* [Task directions] Below are records; say how many of their lines include the word "hiteshchoudhary", giving nothing but the number.

Excerpts from an interface dataset
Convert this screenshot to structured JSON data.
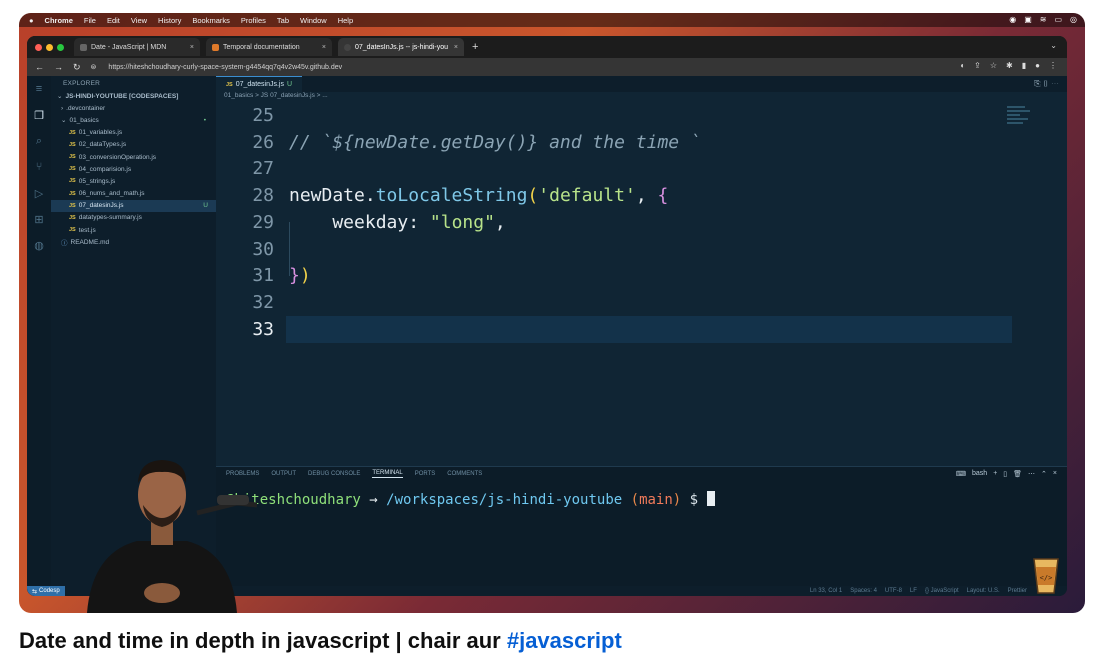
{
  "mac_menu": [
    "Chrome",
    "File",
    "Edit",
    "View",
    "History",
    "Bookmarks",
    "Profiles",
    "Tab",
    "Window",
    "Help"
  ],
  "browser": {
    "tabs": [
      {
        "title": "Date - JavaScript | MDN",
        "active": false
      },
      {
        "title": "Temporal documentation",
        "active": false
      },
      {
        "title": "07_datesInJs.js -- js-hindi-you",
        "active": true
      }
    ],
    "new_tab": "+",
    "url": "https://hiteshchoudhary-curly-space-system-g4454qq7q4v2w45v.github.dev"
  },
  "explorer": {
    "header": "EXPLORER",
    "root": "JS-HINDI-YOUTUBE [CODESPACES]",
    "items": [
      {
        "label": ".devcontainer",
        "type": "folder",
        "indent": 1
      },
      {
        "label": "01_basics",
        "type": "folder-open",
        "indent": 1
      },
      {
        "label": "01_variables.js",
        "type": "js",
        "indent": 2
      },
      {
        "label": "02_dataTypes.js",
        "type": "js",
        "indent": 2
      },
      {
        "label": "03_conversionOperation.js",
        "type": "js",
        "indent": 2
      },
      {
        "label": "04_comparision.js",
        "type": "js",
        "indent": 2
      },
      {
        "label": "05_strings.js",
        "type": "js",
        "indent": 2
      },
      {
        "label": "06_nums_and_math.js",
        "type": "js",
        "indent": 2
      },
      {
        "label": "07_datesinJs.js",
        "type": "js",
        "indent": 2,
        "active": true,
        "badge": "U"
      },
      {
        "label": "datatypes-summary.js",
        "type": "js",
        "indent": 2
      },
      {
        "label": "test.js",
        "type": "js",
        "indent": 2
      },
      {
        "label": "README.md",
        "type": "info",
        "indent": 1
      }
    ]
  },
  "editor": {
    "tab_label": "07_datesinJs.js",
    "tab_badge": "U",
    "breadcrumb": "01_basics > JS 07_datesinJs.js > ...",
    "current_line": 33
  },
  "code_lines": [
    {
      "n": 25,
      "tokens": []
    },
    {
      "n": 26,
      "tokens": [
        {
          "t": "// `${newDate.getDay()} and the time `",
          "c": "c-comment"
        }
      ]
    },
    {
      "n": 27,
      "tokens": []
    },
    {
      "n": 28,
      "tokens": [
        {
          "t": "newDate",
          "c": "c-ident"
        },
        {
          "t": ".",
          "c": "c-ident"
        },
        {
          "t": "toLocaleString",
          "c": "c-fn"
        },
        {
          "t": "(",
          "c": "c-brace"
        },
        {
          "t": "'default'",
          "c": "c-str"
        },
        {
          "t": ", ",
          "c": "c-ident"
        },
        {
          "t": "{",
          "c": "c-brace2"
        }
      ]
    },
    {
      "n": 29,
      "tokens": [
        {
          "t": "    weekday: ",
          "c": "c-ident"
        },
        {
          "t": "\"long\"",
          "c": "c-str"
        },
        {
          "t": ",",
          "c": "c-ident"
        }
      ]
    },
    {
      "n": 30,
      "tokens": []
    },
    {
      "n": 31,
      "tokens": [
        {
          "t": "}",
          "c": "c-brace2"
        },
        {
          "t": ")",
          "c": "c-brace"
        }
      ]
    },
    {
      "n": 32,
      "tokens": []
    },
    {
      "n": 33,
      "tokens": []
    }
  ],
  "panel": {
    "tabs": [
      "PROBLEMS",
      "OUTPUT",
      "DEBUG CONSOLE",
      "TERMINAL",
      "PORTS",
      "COMMENTS"
    ],
    "active_tab": "TERMINAL",
    "shell": "bash",
    "terminal": {
      "user": "@hiteshchoudhary",
      "arrow": "→",
      "path": "/workspaces/js-hindi-youtube",
      "branch": "main",
      "prompt": "$"
    }
  },
  "statusbar": {
    "remote": "Codesp",
    "items": [
      "Ln 33, Col 1",
      "Spaces: 4",
      "UTF-8",
      "LF",
      "{} JavaScript",
      "Layout: U.S.",
      "Prettier"
    ]
  },
  "video_title": {
    "text": "Date and time in depth in javascript | chair aur ",
    "hashtag": "#javascript"
  },
  "colors": {
    "accent": "#065fd4",
    "editor_bg": "#102534",
    "terminal_user": "#8fe07a",
    "terminal_path": "#6fc8f0"
  }
}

* [Exercise answer] 2